__Task brief__
Write out the records that follow exactly. Do not include pictures.

__Data records__
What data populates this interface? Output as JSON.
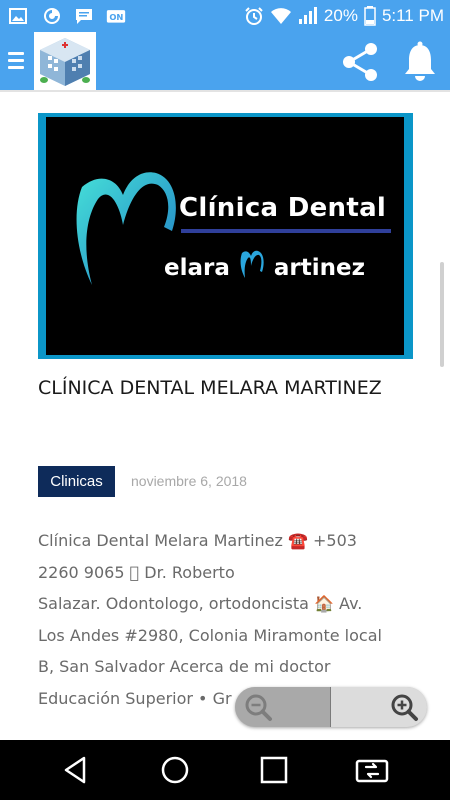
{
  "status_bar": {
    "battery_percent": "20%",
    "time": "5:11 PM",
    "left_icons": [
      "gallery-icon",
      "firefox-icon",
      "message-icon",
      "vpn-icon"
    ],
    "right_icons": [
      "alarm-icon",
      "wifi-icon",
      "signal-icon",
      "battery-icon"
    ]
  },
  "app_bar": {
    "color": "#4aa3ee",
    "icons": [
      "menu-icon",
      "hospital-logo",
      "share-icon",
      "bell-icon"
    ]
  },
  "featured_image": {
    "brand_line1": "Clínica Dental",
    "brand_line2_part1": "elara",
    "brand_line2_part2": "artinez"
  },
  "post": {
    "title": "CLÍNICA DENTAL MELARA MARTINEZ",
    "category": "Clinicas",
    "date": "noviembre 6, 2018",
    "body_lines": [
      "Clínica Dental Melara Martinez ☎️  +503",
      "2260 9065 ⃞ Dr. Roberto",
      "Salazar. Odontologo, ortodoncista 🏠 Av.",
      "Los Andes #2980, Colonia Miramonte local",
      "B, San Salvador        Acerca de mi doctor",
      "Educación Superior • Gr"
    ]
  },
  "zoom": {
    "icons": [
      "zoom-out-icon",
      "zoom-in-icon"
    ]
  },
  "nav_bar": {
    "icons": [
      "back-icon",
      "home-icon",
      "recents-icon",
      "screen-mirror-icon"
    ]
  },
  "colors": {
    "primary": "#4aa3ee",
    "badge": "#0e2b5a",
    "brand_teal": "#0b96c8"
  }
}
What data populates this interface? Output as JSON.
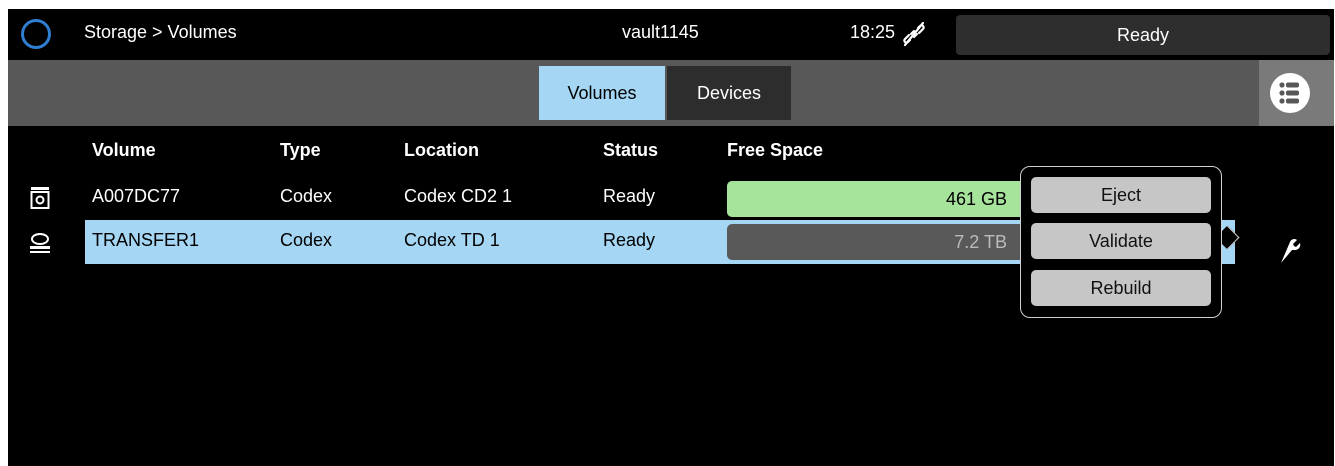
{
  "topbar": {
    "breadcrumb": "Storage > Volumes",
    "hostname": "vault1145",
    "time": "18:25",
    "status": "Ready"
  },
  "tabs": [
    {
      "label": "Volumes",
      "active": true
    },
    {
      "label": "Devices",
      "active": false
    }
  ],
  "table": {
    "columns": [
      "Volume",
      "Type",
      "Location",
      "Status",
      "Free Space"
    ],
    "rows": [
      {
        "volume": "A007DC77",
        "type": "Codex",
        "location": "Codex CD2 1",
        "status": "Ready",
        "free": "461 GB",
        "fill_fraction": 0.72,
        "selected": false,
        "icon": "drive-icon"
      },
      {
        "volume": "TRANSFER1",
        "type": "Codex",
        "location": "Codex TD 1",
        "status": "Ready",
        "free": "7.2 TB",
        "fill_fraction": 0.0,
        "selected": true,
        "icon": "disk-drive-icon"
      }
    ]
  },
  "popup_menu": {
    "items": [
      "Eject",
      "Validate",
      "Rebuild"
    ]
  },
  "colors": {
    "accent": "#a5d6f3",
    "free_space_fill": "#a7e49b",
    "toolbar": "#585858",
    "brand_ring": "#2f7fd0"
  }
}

__Result for this task__
What data populates this interface? Output as JSON.
{
  "status_bar": {
    "battery_percent": "20%",
    "time": "5:11 PM",
    "left_icons": [
      "gallery-icon",
      "firefox-icon",
      "message-icon",
      "vpn-icon"
    ],
    "right_icons": [
      "alarm-icon",
      "wifi-icon",
      "signal-icon",
      "battery-icon"
    ]
  },
  "app_bar": {
    "color": "#4aa3ee",
    "icons": [
      "menu-icon",
      "hospital-logo",
      "share-icon",
      "bell-icon"
    ]
  },
  "featured_image": {
    "brand_line1": "Clínica Dental",
    "brand_line2_part1": "elara",
    "brand_line2_part2": "artinez"
  },
  "post": {
    "title": "CLÍNICA DENTAL MELARA MARTINEZ",
    "category": "Clinicas",
    "date": "noviembre 6, 2018",
    "body_lines": [
      "Clínica Dental Melara Martinez ☎️  +503",
      "2260 9065 ⃞ Dr. Roberto",
      "Salazar. Odontologo, ortodoncista 🏠 Av.",
      "Los Andes #2980, Colonia Miramonte local",
      "B, San Salvador        Acerca de mi doctor",
      "Educación Superior • Gr"
    ]
  },
  "zoom": {
    "icons": [
      "zoom-out-icon",
      "zoom-in-icon"
    ]
  },
  "nav_bar": {
    "icons": [
      "back-icon",
      "home-icon",
      "recents-icon",
      "screen-mirror-icon"
    ]
  },
  "colors": {
    "primary": "#4aa3ee",
    "badge": "#0e2b5a",
    "brand_teal": "#0b96c8"
  }
}
What data populates this interface? Output as JSON.
{
  "topbar": {
    "breadcrumb": "Storage > Volumes",
    "hostname": "vault1145",
    "time": "18:25",
    "status": "Ready"
  },
  "tabs": [
    {
      "label": "Volumes",
      "active": true
    },
    {
      "label": "Devices",
      "active": false
    }
  ],
  "table": {
    "columns": [
      "Volume",
      "Type",
      "Location",
      "Status",
      "Free Space"
    ],
    "rows": [
      {
        "volume": "A007DC77",
        "type": "Codex",
        "location": "Codex CD2 1",
        "status": "Ready",
        "free": "461 GB",
        "fill_fraction": 0.72,
        "selected": false,
        "icon": "drive-icon"
      },
      {
        "volume": "TRANSFER1",
        "type": "Codex",
        "location": "Codex TD 1",
        "status": "Ready",
        "free": "7.2 TB",
        "fill_fraction": 0.0,
        "selected": true,
        "icon": "disk-drive-icon"
      }
    ]
  },
  "popup_menu": {
    "items": [
      "Eject",
      "Validate",
      "Rebuild"
    ]
  },
  "colors": {
    "accent": "#a5d6f3",
    "free_space_fill": "#a7e49b",
    "toolbar": "#585858",
    "brand_ring": "#2f7fd0"
  }
}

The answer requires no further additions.